Work required. Look through the records and copy each line that has "спроса" in it.

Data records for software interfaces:
━━━━━━
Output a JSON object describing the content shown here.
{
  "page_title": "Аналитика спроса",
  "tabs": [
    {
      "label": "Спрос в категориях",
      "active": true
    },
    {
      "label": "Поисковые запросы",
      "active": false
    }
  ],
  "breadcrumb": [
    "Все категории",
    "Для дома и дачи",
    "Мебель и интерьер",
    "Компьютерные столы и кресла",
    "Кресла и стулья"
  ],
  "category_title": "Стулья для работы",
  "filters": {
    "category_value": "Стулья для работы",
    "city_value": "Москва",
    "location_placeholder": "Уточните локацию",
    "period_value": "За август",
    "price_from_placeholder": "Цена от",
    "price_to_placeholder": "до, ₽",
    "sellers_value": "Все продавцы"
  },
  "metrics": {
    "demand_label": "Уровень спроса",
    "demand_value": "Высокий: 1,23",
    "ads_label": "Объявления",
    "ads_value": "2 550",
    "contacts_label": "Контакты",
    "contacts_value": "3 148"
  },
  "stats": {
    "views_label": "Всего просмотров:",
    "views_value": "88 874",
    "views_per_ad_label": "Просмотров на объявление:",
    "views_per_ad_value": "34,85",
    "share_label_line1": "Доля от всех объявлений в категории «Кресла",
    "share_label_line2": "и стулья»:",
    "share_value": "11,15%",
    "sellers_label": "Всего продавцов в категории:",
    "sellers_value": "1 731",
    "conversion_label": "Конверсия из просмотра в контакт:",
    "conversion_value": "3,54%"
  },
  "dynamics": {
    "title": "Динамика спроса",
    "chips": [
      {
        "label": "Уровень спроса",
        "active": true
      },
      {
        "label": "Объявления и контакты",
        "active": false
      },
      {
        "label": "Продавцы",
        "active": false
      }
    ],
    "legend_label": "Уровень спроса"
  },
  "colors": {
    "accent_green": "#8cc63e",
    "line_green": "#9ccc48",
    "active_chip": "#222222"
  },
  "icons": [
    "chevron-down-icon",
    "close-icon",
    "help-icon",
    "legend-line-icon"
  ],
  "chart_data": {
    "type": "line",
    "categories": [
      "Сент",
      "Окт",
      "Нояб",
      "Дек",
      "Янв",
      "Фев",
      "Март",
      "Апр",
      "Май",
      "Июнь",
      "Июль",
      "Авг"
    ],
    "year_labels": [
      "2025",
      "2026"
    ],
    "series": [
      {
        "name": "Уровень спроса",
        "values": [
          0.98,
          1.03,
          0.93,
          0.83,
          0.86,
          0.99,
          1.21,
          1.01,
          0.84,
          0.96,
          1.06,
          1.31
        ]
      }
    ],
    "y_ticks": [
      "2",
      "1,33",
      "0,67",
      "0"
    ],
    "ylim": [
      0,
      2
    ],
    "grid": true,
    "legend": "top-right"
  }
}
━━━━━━
Exercise output.
  "page_title": "Аналитика спроса",
    "demand_label": "Уровень спроса",
    "title": "Динамика спроса",
        "label": "Уровень спроса",
    "legend_label": "Уровень спроса"
        "name": "Уровень спроса",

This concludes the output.